The flats, which house nearly 600 students, are soon to be demolished and replaced with more modern accommodation for more than 2000 undergraduates. But old East Slopers were thrilled to be given a last chance to walk down - and up - memory lane.
Warrell, who arrived on campus in 1977 to study neurobiology, shared a flat near the top of the slope with Bob Mortimer, a law student who later teamed up with Vic Reeves to become one of the most successful comedy duos of all time.
“We did a lot of drinking together,” remembers Warrell. “Bob was always very funny, always making us laugh. I remember him pretending to mountaineer up North Street in Brighton.”
More memories surfaced when Warrell joined fellow former students Sanchi Heeson and Alex Garrett on a tour of Flat 44, inspecting each of the six study bedrooms leading off the two parallel corridors and wondering how they had squeezed into the small kitchen or had managed to share a single bathroom.

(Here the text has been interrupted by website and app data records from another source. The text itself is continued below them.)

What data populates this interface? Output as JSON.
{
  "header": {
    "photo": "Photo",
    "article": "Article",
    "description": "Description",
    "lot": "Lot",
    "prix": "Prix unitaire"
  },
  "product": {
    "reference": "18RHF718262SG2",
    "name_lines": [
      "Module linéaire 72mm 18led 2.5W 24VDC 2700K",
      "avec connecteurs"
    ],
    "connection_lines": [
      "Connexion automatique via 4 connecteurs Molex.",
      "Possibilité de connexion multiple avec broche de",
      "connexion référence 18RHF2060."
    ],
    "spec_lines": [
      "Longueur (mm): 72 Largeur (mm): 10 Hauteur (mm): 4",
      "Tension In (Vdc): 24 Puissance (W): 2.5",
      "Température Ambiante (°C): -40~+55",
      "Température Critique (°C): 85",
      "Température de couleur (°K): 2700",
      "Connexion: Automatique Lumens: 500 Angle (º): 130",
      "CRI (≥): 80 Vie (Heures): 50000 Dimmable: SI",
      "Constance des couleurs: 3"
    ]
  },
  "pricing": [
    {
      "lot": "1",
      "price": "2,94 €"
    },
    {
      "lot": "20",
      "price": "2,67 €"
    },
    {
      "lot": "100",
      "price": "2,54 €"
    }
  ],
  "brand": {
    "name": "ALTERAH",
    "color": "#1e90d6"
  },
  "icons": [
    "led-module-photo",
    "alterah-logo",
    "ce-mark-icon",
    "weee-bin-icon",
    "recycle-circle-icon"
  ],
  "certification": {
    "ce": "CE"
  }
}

“Remember ‘Pete, the Animal?’” said Alex, who graduated in logic with maths in 1980. A cheer went up as others recalled how, Pete, who was something of a legend, kept a Norton motorbike in his room, and was studying “the notoriously difficult chemistry by thesis”.

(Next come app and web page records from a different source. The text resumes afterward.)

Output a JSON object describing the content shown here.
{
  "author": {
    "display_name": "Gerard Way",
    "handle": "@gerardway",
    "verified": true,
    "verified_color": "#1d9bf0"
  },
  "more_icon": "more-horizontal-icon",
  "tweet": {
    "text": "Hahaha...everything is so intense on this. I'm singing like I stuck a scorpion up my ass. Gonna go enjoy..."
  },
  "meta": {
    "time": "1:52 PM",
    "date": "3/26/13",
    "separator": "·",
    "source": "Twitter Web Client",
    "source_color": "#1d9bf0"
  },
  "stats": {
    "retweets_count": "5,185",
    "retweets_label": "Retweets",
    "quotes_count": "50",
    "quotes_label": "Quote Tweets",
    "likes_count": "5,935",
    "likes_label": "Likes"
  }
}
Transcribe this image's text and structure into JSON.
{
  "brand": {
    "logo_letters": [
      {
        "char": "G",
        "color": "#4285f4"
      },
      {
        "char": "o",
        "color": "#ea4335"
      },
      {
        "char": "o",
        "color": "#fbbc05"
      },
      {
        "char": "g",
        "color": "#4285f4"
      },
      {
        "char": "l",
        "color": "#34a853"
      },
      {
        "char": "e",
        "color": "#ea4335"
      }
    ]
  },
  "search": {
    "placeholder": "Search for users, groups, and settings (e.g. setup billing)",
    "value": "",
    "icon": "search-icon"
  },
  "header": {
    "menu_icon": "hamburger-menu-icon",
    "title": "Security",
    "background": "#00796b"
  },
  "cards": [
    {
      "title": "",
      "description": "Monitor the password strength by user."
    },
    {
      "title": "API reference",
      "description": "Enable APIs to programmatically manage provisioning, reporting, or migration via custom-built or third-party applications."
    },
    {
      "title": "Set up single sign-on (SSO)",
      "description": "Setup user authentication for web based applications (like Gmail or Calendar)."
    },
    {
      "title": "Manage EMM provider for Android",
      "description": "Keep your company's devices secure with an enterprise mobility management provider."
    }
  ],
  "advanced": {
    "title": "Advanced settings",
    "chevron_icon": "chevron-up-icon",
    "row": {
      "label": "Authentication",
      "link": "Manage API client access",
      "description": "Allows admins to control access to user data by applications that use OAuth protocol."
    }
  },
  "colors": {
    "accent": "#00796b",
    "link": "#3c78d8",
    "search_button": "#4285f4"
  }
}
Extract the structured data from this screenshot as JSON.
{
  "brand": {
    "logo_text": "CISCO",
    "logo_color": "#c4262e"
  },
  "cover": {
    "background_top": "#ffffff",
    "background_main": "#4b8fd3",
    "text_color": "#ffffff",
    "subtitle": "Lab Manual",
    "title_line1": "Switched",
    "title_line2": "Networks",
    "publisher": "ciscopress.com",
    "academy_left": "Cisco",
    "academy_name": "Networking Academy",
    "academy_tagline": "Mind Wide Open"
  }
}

Alex related a story about Pete trying to break into the library late at night by attempting to saw through a metal bar and “messing up his hands”.
Social worker Ellen Jones revealed how she rode around Stanmer Park on the back of Pete’s bike “without a helmet.” She was a punk in the seventies. “I had peroxide white hair and black makeup. I saw all the bands. I saw The Clash on campus. You could buy a tequila sunrise at The Crypt for 20p.”
Alas, there was heartache too. An unrequited love affair led to her leaving Flat 7 and moving to Flat 5, where she was much happier.
“People say how much they loved living in East Slope, and it still has the same kind of feel,” she said, pausing a moment in fond reflection. “Slightly slummy.”
Meanwhile, as another bunch of former residents set off for the tour, married couple Thomas Trafford and Karla Young were delighted when they realised they were about to revisit the very flat where they first met in 2005 - when Thomas was studying sociology and Karla was in her first year in philosophy.
Back at East Slope Bar, where a nostalgic playlist of hits by the likes of Chaka Khan and The Stray Cats was enticing different generations onto the dance floor, Jim and Nicky Skinner were also reminiscing. They got together within their first week on campus in 1975, and are now celebrating 40 years of marriage.
Jim, who studied American Literature, and Nicky (nee Presland), a geography graduate, had their first child Robert in their second year, and were wed by their third year.
But it wasn’t all hunky dory in East Slope. Jim remembered having a run-in with a milkman who made his deliveries every morning.
“We thought we were being diddled, and I threw a dry Weetabix at him. It hit him on the head. We then heard he’d complained about having cake thrown at him.”
Nicky, helpless with laughter, finishes the tale. “And that was the end of the milk deliveries on campus.”
- Nearly £2,000 from ticket sales for the party was raised for the Sussex Fund, which supports students in hardship, sports bursaries, and projects that enhance the student experience.